Items listed in a dataset
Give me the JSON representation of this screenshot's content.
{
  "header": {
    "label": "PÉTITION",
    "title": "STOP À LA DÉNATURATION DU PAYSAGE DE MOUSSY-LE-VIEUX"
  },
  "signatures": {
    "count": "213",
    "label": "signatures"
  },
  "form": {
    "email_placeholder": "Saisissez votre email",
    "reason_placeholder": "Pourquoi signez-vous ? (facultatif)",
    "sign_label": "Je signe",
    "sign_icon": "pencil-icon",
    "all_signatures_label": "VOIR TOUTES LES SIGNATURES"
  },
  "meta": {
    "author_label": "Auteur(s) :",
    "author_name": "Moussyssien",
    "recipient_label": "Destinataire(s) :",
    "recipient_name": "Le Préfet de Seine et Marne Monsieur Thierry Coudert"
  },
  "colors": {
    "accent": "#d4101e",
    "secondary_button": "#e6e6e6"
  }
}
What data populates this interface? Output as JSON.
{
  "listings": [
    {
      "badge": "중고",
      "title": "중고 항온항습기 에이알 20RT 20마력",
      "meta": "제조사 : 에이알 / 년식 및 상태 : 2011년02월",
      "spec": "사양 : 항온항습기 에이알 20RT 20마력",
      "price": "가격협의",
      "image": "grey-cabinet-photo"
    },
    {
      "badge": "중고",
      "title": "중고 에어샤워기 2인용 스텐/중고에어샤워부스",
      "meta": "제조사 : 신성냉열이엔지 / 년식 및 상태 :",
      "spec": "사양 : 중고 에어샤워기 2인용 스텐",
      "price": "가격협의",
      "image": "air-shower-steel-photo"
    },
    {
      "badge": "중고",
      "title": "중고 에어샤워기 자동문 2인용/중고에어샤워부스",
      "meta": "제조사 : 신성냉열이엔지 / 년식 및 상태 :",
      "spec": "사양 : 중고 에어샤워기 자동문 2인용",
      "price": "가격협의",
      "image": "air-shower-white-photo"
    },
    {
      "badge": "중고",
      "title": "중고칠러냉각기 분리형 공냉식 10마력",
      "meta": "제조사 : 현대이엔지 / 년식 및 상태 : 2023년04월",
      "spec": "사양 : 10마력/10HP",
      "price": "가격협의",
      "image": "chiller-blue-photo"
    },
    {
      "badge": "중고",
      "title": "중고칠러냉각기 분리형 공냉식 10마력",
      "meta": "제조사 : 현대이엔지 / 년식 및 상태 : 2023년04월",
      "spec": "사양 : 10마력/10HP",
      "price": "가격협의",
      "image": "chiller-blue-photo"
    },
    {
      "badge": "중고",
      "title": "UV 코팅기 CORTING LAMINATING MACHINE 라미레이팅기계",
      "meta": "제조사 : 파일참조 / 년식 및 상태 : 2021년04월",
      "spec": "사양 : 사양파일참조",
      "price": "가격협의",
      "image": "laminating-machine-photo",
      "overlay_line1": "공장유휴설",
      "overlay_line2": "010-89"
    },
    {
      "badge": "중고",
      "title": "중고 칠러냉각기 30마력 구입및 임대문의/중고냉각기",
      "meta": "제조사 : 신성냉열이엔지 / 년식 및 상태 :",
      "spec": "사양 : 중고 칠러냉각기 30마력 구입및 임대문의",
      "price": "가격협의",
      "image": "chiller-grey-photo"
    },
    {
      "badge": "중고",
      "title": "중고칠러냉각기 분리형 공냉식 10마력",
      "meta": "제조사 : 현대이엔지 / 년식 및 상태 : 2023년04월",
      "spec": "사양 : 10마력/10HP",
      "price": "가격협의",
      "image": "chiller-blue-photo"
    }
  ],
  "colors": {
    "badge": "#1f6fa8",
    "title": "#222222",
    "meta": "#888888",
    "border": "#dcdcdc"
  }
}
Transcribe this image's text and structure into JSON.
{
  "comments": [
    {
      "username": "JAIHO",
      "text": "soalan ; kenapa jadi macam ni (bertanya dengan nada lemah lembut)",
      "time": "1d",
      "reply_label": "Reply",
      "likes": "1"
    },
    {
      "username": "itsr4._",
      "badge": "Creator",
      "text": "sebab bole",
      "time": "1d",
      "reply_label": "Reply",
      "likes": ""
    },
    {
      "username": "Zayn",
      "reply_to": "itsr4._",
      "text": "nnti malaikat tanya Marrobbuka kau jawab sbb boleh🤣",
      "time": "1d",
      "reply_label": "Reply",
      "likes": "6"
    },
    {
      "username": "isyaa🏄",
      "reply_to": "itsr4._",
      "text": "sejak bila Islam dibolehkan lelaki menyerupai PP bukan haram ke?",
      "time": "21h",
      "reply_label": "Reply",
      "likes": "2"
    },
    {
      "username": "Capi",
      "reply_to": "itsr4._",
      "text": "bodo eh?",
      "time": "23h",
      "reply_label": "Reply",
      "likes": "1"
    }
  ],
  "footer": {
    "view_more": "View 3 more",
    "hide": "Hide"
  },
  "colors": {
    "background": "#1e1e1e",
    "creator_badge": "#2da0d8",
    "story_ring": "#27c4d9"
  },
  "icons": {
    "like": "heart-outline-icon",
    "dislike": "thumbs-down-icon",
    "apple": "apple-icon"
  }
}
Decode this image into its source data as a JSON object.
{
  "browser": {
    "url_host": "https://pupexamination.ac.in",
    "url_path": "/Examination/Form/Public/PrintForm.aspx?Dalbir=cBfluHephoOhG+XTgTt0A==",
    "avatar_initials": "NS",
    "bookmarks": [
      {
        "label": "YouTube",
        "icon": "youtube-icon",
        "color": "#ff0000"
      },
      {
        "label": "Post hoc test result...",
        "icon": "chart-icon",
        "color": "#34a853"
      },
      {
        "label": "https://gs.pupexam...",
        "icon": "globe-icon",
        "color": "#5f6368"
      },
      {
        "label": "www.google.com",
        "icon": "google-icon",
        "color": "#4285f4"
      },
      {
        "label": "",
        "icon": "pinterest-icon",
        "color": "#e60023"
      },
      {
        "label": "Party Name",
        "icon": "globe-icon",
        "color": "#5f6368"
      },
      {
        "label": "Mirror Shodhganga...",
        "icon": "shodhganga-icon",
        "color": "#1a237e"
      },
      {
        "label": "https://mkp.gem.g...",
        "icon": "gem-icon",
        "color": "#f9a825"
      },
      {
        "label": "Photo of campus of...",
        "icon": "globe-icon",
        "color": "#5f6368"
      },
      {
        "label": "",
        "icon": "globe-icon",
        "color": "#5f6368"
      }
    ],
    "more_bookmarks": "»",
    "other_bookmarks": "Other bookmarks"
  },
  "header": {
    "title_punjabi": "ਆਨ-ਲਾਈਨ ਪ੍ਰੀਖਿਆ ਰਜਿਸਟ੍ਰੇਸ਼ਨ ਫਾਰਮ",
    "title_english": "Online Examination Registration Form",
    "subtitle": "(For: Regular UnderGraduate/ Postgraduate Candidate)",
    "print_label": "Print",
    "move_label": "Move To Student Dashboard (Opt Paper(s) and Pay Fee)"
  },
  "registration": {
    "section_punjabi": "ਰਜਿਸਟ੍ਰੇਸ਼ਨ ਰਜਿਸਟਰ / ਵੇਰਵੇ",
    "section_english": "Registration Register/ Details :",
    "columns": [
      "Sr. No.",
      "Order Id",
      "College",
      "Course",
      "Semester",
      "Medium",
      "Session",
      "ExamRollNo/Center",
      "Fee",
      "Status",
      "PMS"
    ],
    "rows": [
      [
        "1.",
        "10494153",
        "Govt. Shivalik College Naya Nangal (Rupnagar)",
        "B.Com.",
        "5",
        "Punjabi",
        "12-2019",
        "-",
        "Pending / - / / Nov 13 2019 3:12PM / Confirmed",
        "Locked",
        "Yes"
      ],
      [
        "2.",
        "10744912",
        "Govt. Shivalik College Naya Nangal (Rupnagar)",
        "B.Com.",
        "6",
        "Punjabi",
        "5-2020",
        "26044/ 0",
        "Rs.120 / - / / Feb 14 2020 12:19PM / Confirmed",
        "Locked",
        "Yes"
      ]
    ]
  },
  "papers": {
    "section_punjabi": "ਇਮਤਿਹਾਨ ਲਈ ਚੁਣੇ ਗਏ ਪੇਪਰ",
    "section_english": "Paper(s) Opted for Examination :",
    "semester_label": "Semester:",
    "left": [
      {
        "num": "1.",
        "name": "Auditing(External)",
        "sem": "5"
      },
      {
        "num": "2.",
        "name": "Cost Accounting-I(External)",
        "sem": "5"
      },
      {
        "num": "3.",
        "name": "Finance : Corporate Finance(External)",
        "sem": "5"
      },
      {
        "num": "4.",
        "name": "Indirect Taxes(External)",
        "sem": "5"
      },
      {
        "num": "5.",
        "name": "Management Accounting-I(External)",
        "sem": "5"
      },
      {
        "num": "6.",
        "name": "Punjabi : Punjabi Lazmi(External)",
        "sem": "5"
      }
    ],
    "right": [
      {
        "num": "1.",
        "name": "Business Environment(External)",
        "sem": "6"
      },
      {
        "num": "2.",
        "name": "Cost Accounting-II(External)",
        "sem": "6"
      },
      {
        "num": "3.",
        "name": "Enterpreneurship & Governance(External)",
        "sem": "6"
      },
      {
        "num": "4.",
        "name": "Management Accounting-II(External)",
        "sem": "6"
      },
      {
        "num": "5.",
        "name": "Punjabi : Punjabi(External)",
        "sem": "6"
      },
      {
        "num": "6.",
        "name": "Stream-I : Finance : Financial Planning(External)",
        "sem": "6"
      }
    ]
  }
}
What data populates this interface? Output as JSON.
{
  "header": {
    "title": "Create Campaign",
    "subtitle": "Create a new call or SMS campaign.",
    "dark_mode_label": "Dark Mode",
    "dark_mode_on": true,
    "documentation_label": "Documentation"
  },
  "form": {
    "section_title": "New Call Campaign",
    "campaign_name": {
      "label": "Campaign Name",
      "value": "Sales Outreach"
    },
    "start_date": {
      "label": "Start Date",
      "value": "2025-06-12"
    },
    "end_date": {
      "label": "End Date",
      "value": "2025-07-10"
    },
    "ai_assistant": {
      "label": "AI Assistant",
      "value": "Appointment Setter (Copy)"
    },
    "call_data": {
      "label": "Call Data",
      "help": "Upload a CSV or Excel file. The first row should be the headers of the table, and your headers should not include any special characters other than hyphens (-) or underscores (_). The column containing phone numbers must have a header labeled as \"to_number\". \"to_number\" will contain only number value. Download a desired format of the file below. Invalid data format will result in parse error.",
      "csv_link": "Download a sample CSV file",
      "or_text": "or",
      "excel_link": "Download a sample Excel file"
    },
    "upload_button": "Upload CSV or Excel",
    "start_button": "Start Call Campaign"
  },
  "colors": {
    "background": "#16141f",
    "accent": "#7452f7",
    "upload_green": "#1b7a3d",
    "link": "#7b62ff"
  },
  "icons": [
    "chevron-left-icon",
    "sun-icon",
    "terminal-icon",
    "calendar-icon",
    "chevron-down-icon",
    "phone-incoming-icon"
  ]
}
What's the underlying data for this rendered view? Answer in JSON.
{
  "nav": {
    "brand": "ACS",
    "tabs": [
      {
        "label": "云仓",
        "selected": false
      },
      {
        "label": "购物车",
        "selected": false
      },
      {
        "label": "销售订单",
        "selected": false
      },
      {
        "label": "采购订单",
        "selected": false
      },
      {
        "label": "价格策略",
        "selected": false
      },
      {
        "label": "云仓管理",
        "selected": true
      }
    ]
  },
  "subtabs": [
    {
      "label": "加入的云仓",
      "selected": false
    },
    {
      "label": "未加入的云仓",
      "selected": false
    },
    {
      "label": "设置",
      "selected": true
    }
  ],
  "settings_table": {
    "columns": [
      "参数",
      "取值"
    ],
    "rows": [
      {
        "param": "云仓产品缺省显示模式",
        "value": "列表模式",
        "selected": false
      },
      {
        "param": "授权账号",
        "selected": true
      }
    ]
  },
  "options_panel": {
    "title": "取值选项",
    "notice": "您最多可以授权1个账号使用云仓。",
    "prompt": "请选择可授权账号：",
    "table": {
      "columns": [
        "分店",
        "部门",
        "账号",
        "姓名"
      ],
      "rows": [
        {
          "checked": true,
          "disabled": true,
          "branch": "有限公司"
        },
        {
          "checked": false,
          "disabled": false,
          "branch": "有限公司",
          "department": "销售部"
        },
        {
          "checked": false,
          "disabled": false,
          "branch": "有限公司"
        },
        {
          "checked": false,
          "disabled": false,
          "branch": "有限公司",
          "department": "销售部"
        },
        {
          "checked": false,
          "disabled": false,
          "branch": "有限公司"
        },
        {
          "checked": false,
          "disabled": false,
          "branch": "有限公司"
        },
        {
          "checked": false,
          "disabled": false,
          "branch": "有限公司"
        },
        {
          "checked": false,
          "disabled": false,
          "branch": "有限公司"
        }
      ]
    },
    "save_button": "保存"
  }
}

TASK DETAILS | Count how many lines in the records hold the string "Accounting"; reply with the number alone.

SOLVED EXERCISE | 4